A person who is principled has character traits that imply acting in accordance with a moral compass and/or showing a recognition of right and wrong. There is something attractive about someone known to be honesty, forth-right or with a track record of noteworthy accomplishments. They are trusted, in many cases, without the need to prove their assertions. They are often given positions of leadership because of the integrity they embody.
It is true that we can be disappointed when our trust is misused by someone who masquerades as a principled person. For Example, a confidence-person emulates principled characteristics to take advantage of the unsuspecting, politicians don’t keep their promises or some members of the clergy are unable to live up to the high standards expected of them. Yet we hold on to the ideal that living by principles is a highly desirable trait.
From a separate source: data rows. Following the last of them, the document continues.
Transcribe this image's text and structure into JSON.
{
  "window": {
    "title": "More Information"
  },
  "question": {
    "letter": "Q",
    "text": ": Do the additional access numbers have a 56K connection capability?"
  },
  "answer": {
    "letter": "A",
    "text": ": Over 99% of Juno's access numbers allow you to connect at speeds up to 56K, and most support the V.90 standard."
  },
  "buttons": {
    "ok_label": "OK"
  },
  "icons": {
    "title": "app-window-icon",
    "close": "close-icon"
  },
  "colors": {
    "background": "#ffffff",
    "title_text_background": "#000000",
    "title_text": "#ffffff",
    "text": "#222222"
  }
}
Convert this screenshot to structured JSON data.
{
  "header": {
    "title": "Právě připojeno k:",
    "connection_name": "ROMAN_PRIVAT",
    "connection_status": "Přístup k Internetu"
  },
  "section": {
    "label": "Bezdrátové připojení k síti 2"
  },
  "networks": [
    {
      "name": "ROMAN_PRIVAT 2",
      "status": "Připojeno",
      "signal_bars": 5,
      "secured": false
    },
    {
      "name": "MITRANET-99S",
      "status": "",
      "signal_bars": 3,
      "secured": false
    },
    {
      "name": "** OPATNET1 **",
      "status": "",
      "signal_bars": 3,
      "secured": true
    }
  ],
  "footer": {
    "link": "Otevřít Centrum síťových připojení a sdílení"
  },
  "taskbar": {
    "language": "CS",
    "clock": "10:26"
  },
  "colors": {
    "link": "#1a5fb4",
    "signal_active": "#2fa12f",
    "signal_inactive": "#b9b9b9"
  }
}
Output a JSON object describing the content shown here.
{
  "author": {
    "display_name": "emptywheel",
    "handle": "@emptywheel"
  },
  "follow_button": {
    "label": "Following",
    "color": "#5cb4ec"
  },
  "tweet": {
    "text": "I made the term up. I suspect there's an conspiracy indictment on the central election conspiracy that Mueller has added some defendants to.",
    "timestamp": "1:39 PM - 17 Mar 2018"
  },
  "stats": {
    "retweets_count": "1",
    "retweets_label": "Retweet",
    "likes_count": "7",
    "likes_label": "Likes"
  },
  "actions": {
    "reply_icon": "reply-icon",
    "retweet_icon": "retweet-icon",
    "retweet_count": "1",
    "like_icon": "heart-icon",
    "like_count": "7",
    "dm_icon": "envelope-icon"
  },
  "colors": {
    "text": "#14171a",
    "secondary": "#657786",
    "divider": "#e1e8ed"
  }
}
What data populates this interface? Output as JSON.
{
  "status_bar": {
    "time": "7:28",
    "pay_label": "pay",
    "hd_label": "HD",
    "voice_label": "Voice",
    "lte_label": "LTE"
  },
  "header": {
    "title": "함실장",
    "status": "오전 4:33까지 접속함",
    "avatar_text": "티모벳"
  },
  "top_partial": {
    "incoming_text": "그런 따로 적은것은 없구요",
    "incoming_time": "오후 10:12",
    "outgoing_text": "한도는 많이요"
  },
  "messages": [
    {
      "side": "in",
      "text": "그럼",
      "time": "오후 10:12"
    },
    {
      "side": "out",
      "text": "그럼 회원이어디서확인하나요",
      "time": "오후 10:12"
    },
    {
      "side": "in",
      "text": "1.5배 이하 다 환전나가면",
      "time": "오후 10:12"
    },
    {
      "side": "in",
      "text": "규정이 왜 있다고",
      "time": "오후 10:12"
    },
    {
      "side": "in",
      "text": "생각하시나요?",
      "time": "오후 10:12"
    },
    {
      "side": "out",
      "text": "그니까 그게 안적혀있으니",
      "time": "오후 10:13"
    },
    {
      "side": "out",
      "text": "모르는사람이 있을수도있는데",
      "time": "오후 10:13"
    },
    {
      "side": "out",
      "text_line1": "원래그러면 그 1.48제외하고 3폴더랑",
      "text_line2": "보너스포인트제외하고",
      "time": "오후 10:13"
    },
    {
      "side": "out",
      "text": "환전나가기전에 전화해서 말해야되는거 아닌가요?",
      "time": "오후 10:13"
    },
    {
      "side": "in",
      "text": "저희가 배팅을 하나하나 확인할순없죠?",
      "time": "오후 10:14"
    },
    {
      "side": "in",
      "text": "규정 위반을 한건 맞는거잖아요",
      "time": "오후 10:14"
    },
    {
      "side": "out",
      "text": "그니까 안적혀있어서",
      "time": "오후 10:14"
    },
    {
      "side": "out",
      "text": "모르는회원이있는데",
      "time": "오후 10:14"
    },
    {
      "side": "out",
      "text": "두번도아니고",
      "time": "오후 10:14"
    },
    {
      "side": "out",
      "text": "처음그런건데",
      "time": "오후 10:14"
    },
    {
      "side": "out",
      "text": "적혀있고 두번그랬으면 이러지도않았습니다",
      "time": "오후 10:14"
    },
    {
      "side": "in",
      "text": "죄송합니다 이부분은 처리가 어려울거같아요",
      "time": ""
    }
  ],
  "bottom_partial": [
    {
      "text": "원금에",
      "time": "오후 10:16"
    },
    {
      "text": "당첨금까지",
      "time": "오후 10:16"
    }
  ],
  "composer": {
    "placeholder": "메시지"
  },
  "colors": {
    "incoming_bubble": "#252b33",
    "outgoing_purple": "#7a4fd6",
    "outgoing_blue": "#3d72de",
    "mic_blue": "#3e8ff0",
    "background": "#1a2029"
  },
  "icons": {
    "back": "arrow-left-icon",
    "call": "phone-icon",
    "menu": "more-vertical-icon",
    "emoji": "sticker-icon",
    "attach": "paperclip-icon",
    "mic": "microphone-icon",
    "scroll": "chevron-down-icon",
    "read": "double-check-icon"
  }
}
This essay attempts to bring out the potential that some people who want to be known as principled are in fact acting out of self-interest, only pretending to be disciplined. In such cases they exhibit attitudes of haughtiness, an air of superiority, or sometime are condescending toward those with whom they interact. They assume they are entitled to leadership roles or that their opinions should not be questioned. These are the people who seek to influence outcomes and form alliances to preserve their power-base; all the while acting as if they are perceived to be principled and, therefore, above reproach.
Self-righteousness is certainly exhibited with attitude; however, it reveals an underlying character flaw. This character flaw must be addressed with deep self-examination and concerted effort to modify this behavior. The circumstances that lead to someone recognizing their self-righteousness are likely painful. Without an event that produces an abrupt and piercing emotional pain many are unable to begin to understand and take responsibility for the effects of their behavior on others. For those who make this transition the characteristics of acceptance, forgiveness and humility soften their hard edges.
How do you function in situations where group dynamics bring out a variety of personality types? What are your deep motives as you participate? Do you talk critically about the strong personalities to others outside of the group discussion? How do you want others to see you and your role in the group?
For more information on the concepts and methods of self-examination, please visit our web site reinventionenterprises.com or to acquire the book go to reinventionenterprises.com/the-process-book/.